* WORK ITEM
How many lines of these entries include the string "Settings"? State the number alone.
*** Opening of DATA TO EXAMINE ***
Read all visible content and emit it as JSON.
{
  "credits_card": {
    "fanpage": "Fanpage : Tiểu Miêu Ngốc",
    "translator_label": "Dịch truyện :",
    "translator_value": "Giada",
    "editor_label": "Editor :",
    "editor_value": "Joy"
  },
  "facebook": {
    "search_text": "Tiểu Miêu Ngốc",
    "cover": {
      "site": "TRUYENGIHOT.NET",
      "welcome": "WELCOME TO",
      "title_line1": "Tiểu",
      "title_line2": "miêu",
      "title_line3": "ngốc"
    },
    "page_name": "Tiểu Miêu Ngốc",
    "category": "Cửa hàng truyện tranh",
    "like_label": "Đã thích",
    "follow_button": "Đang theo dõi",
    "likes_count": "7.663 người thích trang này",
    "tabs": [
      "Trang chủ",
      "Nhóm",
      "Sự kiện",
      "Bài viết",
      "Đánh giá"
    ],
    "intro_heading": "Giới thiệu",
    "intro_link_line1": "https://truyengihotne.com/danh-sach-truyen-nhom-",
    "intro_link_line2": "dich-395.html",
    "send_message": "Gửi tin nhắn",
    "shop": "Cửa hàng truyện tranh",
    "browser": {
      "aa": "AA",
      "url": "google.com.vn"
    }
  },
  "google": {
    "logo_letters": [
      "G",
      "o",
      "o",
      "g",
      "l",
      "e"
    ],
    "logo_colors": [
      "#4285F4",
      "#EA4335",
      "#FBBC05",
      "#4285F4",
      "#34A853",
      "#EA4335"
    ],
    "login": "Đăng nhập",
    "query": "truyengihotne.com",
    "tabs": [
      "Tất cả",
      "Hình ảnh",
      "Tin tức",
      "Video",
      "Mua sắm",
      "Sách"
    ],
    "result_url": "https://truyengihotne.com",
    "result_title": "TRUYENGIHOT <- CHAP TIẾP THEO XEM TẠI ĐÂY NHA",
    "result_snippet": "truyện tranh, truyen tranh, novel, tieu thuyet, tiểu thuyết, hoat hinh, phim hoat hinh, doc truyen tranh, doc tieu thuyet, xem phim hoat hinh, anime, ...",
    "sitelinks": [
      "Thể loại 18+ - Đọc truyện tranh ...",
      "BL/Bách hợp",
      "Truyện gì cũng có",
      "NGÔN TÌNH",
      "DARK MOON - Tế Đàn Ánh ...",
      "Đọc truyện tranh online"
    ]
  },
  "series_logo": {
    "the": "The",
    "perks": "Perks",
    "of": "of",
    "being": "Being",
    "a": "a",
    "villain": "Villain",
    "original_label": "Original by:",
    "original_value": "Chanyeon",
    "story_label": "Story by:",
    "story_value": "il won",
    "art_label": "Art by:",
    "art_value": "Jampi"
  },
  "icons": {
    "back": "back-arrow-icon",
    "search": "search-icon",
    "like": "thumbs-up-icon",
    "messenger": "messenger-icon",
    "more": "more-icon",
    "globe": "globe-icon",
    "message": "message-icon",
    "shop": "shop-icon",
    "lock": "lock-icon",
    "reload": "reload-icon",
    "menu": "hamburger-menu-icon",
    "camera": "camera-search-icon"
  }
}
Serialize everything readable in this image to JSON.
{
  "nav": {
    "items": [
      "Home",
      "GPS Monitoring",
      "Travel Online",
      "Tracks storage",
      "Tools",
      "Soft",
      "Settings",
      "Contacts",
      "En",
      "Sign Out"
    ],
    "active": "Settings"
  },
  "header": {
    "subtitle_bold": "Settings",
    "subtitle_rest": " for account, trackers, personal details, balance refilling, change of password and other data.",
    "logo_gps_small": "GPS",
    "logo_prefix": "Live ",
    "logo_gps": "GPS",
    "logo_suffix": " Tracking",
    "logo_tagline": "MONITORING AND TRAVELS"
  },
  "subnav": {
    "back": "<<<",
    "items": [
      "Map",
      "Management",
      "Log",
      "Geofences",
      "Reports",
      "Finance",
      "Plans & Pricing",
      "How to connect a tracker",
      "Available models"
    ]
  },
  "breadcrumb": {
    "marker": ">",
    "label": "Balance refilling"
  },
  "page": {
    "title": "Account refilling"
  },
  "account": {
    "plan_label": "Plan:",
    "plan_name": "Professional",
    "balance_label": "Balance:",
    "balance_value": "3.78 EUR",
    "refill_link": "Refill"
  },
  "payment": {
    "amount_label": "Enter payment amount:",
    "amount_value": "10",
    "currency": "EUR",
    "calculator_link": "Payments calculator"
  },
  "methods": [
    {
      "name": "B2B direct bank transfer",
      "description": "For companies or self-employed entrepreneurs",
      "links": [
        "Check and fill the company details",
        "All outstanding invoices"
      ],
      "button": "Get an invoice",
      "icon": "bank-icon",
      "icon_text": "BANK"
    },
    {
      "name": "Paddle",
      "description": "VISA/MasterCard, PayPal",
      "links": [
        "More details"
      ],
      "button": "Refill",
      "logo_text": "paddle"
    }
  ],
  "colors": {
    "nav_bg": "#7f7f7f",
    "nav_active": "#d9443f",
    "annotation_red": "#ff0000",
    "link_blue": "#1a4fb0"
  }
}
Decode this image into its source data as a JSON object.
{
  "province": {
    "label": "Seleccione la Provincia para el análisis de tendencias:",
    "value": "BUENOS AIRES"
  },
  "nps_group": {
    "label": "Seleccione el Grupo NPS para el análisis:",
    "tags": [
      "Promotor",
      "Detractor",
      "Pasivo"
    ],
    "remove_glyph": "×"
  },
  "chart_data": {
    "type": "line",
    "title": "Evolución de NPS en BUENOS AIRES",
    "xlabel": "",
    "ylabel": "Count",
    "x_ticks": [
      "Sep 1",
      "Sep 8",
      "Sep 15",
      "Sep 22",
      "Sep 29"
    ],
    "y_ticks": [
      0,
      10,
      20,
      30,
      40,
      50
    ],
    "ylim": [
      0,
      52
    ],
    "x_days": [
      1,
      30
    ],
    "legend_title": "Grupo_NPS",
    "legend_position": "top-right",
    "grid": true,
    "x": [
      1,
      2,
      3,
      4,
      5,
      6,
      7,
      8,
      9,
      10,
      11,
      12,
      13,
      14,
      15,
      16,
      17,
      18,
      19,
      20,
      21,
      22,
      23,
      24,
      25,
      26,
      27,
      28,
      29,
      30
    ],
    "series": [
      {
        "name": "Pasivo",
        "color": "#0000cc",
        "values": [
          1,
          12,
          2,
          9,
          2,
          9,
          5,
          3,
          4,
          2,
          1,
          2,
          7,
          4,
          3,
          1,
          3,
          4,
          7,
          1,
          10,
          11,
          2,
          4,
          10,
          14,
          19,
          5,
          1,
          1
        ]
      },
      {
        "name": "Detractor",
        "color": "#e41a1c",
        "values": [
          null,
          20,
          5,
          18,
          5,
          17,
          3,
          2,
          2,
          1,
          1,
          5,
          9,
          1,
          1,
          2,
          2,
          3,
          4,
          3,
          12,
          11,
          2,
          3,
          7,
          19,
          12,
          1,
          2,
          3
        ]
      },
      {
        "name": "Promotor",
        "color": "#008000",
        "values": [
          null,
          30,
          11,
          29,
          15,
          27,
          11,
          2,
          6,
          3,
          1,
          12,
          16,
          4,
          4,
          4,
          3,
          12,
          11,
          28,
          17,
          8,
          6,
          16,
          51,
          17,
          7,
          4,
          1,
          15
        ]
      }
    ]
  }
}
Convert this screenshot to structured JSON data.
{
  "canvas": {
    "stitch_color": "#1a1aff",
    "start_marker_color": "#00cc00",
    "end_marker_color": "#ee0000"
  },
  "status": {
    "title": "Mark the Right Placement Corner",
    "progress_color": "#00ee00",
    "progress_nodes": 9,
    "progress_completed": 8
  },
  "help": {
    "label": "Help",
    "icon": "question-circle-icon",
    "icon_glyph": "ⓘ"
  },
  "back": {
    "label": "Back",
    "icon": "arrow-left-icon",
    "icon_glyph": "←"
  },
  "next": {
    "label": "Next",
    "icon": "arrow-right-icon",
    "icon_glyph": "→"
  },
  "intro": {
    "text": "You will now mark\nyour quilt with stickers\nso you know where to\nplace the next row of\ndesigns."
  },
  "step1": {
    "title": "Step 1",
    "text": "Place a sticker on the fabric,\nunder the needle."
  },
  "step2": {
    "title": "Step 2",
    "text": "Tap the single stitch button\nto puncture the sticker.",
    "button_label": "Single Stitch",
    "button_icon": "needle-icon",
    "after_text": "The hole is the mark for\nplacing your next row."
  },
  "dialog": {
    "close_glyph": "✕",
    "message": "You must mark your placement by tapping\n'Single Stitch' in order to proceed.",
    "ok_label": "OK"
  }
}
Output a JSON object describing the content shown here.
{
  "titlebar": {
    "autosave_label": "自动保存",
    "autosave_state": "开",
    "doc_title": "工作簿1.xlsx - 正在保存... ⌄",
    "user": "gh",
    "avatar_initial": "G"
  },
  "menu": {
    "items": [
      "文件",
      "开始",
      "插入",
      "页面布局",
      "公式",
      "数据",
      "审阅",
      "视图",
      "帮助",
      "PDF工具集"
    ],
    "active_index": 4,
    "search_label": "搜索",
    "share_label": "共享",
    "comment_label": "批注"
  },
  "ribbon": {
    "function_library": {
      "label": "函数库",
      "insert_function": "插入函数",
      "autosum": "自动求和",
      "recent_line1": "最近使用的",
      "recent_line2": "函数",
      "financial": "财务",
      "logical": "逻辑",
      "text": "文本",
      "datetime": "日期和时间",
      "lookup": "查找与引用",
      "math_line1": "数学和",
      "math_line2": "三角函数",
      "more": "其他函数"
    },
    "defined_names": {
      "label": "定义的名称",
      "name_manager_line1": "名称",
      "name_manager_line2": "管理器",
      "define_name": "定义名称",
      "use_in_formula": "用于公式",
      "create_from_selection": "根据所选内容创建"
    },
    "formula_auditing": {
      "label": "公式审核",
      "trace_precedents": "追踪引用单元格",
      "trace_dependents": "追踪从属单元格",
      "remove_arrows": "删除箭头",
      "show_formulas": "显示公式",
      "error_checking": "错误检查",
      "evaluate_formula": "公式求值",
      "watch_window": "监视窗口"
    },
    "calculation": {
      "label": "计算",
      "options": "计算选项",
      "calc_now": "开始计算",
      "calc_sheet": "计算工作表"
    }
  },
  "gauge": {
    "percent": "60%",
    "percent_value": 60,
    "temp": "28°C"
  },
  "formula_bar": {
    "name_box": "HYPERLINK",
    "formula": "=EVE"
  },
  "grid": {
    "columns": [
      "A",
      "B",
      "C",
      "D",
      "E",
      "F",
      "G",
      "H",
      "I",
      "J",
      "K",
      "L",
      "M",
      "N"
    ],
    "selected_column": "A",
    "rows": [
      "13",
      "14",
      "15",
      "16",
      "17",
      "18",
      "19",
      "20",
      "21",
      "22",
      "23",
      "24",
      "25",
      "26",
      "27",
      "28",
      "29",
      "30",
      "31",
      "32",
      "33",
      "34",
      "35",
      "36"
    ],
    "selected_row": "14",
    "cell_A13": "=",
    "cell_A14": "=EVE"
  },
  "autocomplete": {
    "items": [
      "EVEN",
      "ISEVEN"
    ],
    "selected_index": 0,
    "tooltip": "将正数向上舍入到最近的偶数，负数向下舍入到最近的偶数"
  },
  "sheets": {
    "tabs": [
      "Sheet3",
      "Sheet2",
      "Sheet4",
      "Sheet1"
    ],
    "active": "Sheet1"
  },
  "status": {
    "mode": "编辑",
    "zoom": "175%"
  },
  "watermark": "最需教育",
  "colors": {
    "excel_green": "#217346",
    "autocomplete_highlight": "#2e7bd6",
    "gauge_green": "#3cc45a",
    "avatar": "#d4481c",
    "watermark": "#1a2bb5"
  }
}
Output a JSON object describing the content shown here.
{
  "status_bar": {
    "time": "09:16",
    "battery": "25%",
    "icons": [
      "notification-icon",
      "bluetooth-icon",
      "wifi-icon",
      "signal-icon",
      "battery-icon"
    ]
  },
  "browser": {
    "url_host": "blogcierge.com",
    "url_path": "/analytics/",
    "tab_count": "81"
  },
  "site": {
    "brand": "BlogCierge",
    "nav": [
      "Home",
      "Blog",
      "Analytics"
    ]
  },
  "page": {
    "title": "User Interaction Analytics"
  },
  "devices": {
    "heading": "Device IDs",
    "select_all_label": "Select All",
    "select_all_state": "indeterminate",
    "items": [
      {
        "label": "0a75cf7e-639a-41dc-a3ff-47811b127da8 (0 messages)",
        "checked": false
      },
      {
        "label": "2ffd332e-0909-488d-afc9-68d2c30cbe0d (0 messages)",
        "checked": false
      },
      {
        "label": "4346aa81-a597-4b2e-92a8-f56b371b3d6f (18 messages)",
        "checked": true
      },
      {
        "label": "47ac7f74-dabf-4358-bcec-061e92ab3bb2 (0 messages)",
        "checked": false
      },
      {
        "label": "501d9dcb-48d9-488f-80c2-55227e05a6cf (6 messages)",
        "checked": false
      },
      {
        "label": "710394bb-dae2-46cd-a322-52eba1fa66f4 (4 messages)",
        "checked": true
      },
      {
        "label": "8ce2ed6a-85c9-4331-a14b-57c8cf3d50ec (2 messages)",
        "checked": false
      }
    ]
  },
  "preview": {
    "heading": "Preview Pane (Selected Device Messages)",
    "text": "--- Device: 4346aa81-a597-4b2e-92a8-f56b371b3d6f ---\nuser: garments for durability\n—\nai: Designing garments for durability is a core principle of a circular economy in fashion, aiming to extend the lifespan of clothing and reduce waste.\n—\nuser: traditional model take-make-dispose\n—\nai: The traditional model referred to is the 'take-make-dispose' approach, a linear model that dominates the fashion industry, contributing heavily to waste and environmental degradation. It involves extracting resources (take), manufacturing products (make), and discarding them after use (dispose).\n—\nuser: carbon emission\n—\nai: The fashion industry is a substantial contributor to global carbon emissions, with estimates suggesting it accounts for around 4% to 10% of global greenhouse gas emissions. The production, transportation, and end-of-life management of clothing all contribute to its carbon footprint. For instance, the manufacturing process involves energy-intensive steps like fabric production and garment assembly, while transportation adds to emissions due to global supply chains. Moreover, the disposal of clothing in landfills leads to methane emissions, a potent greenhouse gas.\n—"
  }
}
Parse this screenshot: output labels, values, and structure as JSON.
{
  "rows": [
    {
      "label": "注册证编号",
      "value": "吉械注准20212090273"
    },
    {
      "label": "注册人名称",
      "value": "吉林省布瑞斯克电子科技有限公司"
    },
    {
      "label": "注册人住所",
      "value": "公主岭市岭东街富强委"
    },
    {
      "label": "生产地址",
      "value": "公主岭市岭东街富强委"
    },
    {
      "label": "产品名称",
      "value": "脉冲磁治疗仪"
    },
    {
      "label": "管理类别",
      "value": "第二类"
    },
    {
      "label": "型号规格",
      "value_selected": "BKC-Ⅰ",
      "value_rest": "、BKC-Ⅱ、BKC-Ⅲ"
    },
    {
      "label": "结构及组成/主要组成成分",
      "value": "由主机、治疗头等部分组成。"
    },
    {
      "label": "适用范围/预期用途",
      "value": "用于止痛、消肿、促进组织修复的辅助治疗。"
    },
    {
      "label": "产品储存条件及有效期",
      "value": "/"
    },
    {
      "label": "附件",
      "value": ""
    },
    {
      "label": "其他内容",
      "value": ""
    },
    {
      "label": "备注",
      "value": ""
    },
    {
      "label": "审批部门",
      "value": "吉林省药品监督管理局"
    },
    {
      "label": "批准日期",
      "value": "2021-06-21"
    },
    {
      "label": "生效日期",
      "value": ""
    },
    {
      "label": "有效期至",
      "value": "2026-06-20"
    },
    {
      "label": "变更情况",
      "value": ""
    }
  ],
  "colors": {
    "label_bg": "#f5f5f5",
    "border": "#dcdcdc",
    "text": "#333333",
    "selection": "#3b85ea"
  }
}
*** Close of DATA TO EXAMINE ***
* ANSWER SPACE
3